Beuys, J. (1982) 7000 Oaks. Perhaps in a similar conceptual space to the work Beckmann is doing in Cortijada Los Gázquez, Beuys' 1982 piece is notable in it literally has an impact on the environment - there are oaks living today which his work is directly responsible for (although it is impossible to say whether they would have been planted otherwise). Interestingly Beuys notes there is both a direct ecological impact of planting the trees, but also a normative element: "planting these Oaks is necessary not only in biospheric terms, that is to say, in the context of matter and ecology, but in that it will raise ecological consciousness; raise it increasingly, in the course of years to come, because we shall never stop planting’.
NASA (1968) Earthrise. A photograph taken by astronaut William Anders, as Apollo 8 emerged from behind the dark side of the moon. Some have credited this photo with the start of the environmental movement, as the public for the first time could see the lonely and fragile earth surrounded by the infinite darkness of space. The Independent presents a helpful timeline which contextualises this. The newspaper argues that the very first stirs of the environment movement can be found in Rachel Carson's 1962 book Silent Spring. Earthrise did feed into the burgeoning concept of Spaceship Earth, a term coined by British economist Barbara Ward-Jackson in 1965 to suggest Earth’s resources were limited. Greenpeace and Friends of the Earth formed in 1971, the Environmental Protection Agency in 1970 and Defra in 1972. How connected are these events with the original photograph?

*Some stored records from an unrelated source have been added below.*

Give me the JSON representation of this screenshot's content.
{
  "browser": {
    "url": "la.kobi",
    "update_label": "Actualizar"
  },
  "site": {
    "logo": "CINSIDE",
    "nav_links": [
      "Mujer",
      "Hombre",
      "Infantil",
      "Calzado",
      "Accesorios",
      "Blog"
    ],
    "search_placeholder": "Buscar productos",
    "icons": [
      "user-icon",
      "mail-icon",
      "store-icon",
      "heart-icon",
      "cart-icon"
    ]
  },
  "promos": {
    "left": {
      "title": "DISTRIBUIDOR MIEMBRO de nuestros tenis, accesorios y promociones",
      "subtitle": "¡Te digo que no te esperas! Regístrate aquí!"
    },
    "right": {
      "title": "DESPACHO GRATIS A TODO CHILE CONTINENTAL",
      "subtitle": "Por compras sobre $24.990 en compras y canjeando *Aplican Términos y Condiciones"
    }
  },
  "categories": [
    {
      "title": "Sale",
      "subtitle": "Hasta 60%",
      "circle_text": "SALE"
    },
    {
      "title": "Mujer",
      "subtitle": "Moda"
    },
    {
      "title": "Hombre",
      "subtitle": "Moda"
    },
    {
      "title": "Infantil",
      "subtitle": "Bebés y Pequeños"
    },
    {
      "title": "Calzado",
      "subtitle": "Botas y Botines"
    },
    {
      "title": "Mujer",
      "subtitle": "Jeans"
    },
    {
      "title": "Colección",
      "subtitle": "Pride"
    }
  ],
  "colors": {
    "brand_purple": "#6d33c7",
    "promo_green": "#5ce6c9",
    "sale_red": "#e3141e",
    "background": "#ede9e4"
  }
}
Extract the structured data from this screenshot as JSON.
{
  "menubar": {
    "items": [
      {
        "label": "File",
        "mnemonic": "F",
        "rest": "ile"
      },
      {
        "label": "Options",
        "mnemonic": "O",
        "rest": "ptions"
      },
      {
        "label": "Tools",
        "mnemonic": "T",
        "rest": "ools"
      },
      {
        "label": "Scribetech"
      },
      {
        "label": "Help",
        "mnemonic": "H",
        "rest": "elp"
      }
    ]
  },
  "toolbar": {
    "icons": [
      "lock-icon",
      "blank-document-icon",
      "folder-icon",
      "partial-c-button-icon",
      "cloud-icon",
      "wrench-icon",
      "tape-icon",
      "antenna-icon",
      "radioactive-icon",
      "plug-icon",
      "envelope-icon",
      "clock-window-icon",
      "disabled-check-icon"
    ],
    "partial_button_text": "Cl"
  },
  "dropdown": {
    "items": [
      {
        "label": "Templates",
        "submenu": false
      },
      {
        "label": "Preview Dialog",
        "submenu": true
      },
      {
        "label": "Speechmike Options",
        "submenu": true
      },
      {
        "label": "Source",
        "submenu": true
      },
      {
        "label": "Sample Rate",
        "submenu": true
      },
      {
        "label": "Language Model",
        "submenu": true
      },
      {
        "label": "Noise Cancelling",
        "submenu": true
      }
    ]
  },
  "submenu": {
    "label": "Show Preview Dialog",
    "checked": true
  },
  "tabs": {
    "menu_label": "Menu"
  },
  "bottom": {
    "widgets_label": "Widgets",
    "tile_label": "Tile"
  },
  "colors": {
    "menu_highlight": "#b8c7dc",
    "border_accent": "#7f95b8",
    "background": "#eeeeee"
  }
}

- Minouche Shafik's speech on the role of expertise in society. Here's the full speech.
- A brief analysis of the TV programme Cosmos, and whether it can save public support for science.
- Chris Tyler's blog Top 20 things scientists need to know about policy-making.
- A paper by Regan, T. et al (2015) on Designing Engaging Data in Communities. Relevant as it analyses how communities engage - or don't engage - with data. Bourriaurd's Relational Aesthetics is also possibly relevant for this point.
- Richard Dawkins: "memes": how ideas generate and spread: "Memes propagate themselves in the meme pool by leaping from brain to brain via a process which, in the broad sense, can be called imitation". Good intro article via the Smithsonian mag.